This morning people are lined up three-deep at the counter ordering every sort of caffeinated concoction, feeding the American coffee culture. This fascination with coffee is not something that we necessarily share in large degree with the rest of the world.
Many years ago I was living in Santiago, Chile doing the bidding of Queen and country, and in Chile, like most LATAM countries at the time, coffee came in tiny cups that looked like they were part of a little girl's tea set. The Chileans just didn't eat much of a breakfast so the idea of morning coffee was a bit foreign to them. Coffee was something that allowed them to stay up into the wee hours attending dinner parties.
Down the street from my apartment, not far from the U.S. Embassy (a brilliant idea) a Dunkin Donuts prepared to open for business; this would be the country's first, and I can't describe the excitement that streaked through Santiago's ex-pat community.
On the first day that the shop was open I steered clear because the line was outrageous. Ex-pats wanted a taste of home, and Chileans were morbidly curious as to what the excitement was all about. From all accounts it was an authentic Dunkin Donuts and the Americans, especially those from the northeast, were beside themselves with glee.

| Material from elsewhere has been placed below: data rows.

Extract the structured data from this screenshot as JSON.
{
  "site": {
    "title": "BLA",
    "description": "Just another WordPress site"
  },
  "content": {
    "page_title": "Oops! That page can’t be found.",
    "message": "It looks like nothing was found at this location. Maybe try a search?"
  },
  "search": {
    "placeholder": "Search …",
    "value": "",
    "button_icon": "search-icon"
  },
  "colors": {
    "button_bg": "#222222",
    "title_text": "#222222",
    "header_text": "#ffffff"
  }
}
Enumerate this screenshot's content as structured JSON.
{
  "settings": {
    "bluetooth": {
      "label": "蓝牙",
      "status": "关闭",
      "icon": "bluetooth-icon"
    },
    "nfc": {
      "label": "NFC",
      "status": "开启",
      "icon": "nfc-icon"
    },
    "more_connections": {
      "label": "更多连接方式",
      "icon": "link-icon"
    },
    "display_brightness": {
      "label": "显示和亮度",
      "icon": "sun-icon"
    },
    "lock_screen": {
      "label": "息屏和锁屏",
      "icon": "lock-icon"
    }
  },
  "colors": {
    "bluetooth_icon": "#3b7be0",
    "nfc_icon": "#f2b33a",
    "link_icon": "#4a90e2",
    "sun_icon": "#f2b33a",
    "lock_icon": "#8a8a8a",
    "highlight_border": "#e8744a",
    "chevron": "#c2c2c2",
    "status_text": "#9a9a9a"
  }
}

The very next day I made sure that I was first in-line when the door opened in the morning. I strode in all giddy and excited to have my first massive styrofoam cup in well-over a year of American-style joe. I placed my order, however the Chilean attendant frowned and told me that the coffee wasn't hot yet, pointing to the urn positioned underneath the brand new brewer. I politely asked him how that was possible, as "The coffee comes out hot", I exclaimed . He tapped the metal urn and said, "No, todaiva no". It then hit me, he had left last night's coffee in the urn and had simply turned on the hotplate and was waiting for it to get hot. Yea, I can see we still have a ways to go.